He went on to Japan where he honed his craft of just taking needless amount of punishment in matches that legends like Bret Hart and Ric Flair scoffed at, noting that the matches had no flow or purpose outside of visceral thrills. This all led us to June 28th, 1998, though. Mic Foley had been doing well in WWF at the time. His Mankind character was doing pretty well, he was thrust into big feuds and was over with crowds. That’s all that a wrestler could want, right?
So when he stepped into the Hell in a Cell with the Undertaker in 1998 it seemed like everything had come to a head. This was the ultimate in Mic Foley daredevil stunts (although you could argue his unprotected chairshots against the Rock were just as bad, although not such a crazy visual) and in fact, it was hard not to imagine that he was literally dead. Mic Foley didn’t die in that Hell in a Cell, but dear god did it look like he did a few times. This was one of the few times where I was watching a match in WWF and had to stop and ask, “wait, did they plan that? There’s no way.”

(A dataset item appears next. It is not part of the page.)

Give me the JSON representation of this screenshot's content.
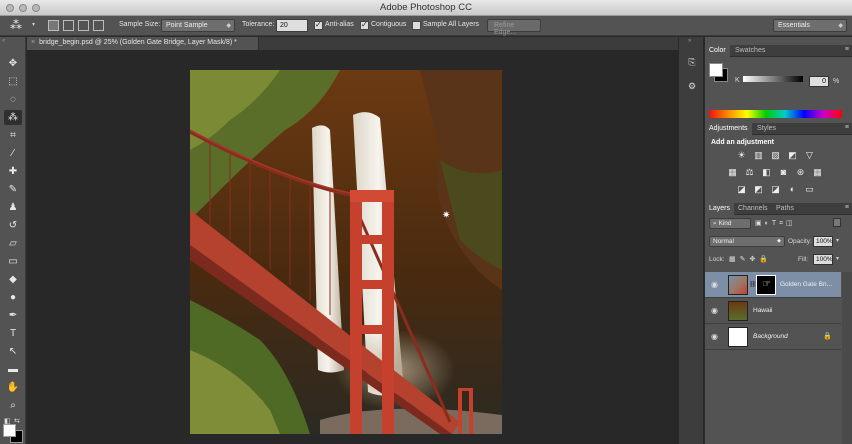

Just brutal. Anything that can make you suspend your disbelief is masterful.
I’ve seen this a million times. Each time I see it happen. I know it’s going to happen and it’s still shocking to me. Foley’s willingness to put his body on the line, sacrifice his health finally gave him his moment. Sure he’s been in great deathmatches with Terry Funk. He’s out on great hardcore matches with nearly everyone but up to this. He didn’t have that single moment in time where everyone looks back at and points to saying “now that’s Mick Foley!” Jim Ross calling it was perfect, the bump itself was… well, I’m sure if you asked Mick he’d say it wasn’t pretty but it was damn near perfect. This defined Mick’s career and effectively ruined every He’ll in a Cell match from there on, good job Mick.
I missed this live when it happened. Probably the first time I missed a WWF (at the time) PPV in months, if not years. For the first time in my life, I ordered the replay of the PPV during the Tuesday night replay slot.
Since missing it the first time, I’ve made up for watching the match dozens of times. It’s telling that Foley has a Wikipedia entry that’s longer than his first ten years in the business just about this single match. Fifteen years later, and Foley is still good.